Elective – V
[The intention here is to explore the availability of Gandhian ideas in the central debates in philosophy].
Conceptions of Knowledge, Truth and Love and their Relationship, Language, Understanding and Culture, Engagement with Tradition, Self, World and God, Woman, Sexuality and Brahmacharya, Moral Foundations of Good Life : Dharrna, Swaraj, Satyagraha and Ahimsa, Community and Fellowship; the Good Society : Statelessness, Trusteeship, Sarvodaya, Panchayati Raj, Religion, Tapasya, Service, Means – end Relationship, Gandhi and the Gandhians : break, continuity and innovation.
Philosophy: Philosophy is the study of general and fundamental problems, such as those connected with reality, existence, knowledge, values, reason, mind, and language. Philosophy is distinguished from other ways of addressing such problems by its critical, generally systematic approach and its reliance on rational argument.
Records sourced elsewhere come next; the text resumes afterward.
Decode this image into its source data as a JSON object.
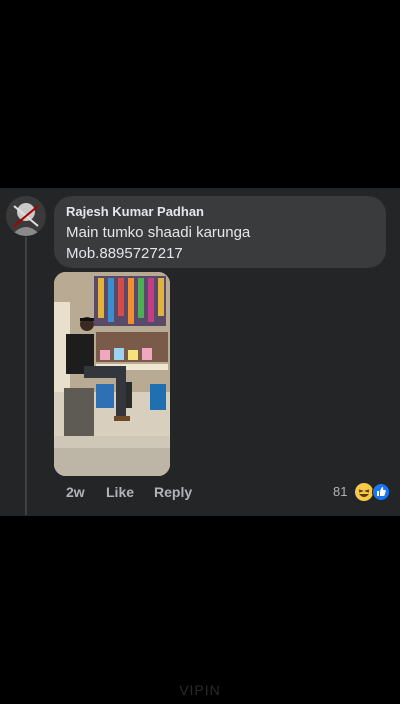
{
  "comment": {
    "author": "Rajesh Kumar Padhan",
    "text_line1": "Main tumko shaadi karunga",
    "text_line2": "Mob.8895727217",
    "time": "2w",
    "like_label": "Like",
    "reply_label": "Reply",
    "reaction_count": "81",
    "reactions": [
      "haha-emoji-icon",
      "like-emoji-icon"
    ]
  },
  "watermark": "VIPIN",
  "colors": {
    "background": "#000000",
    "panel": "#242526",
    "bubble": "#3a3b3c",
    "text_primary": "#e4e6eb",
    "text_secondary": "#b0b3b8",
    "like_blue": "#1877f2",
    "haha_yellow": "#f7c948"
  }
}
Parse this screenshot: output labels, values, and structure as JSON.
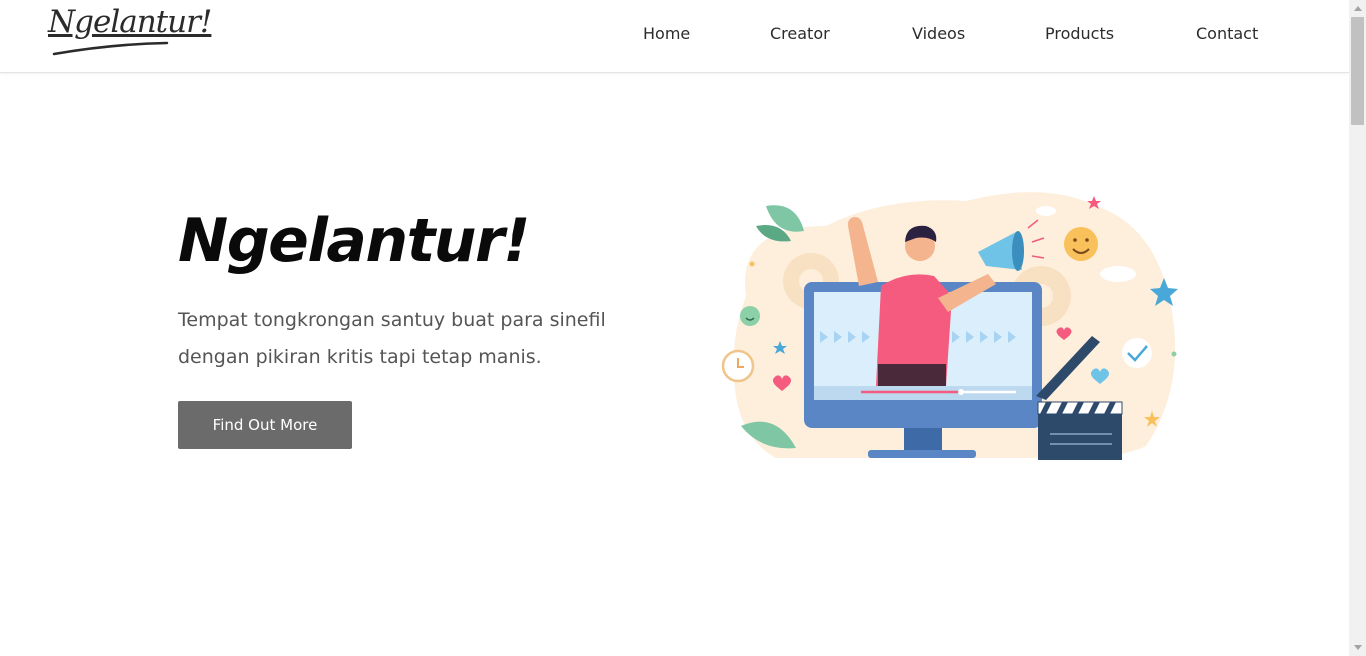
{
  "brand": {
    "logo_text": "Ngelantur!"
  },
  "nav": {
    "items": [
      {
        "label": "Home"
      },
      {
        "label": "Creator"
      },
      {
        "label": "Videos"
      },
      {
        "label": "Products"
      },
      {
        "label": "Contact"
      }
    ]
  },
  "hero": {
    "title": "Ngelantur!",
    "subtitle": "Tempat tongkrongan santuy buat para sinefil dengan pikiran kritis tapi tetap manis.",
    "cta_label": "Find Out More"
  },
  "colors": {
    "button": "#6b6b6b",
    "accent_pink": "#f45b7e",
    "accent_blue": "#5b86c5",
    "blob": "#fdefdc"
  }
}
In more casual speech, by extension, “philosophy” can refer to “the most basic beliefs, concepts, and attitudes of an individual or group”. The word “philosophy” comes from the Ancient Greek φιλοσοφία (philosophia), which literally means “love of wisdom”. The introduction of the terms “philosopher” and “philosophy” has been ascribed to the Greek thinker Pythagoras.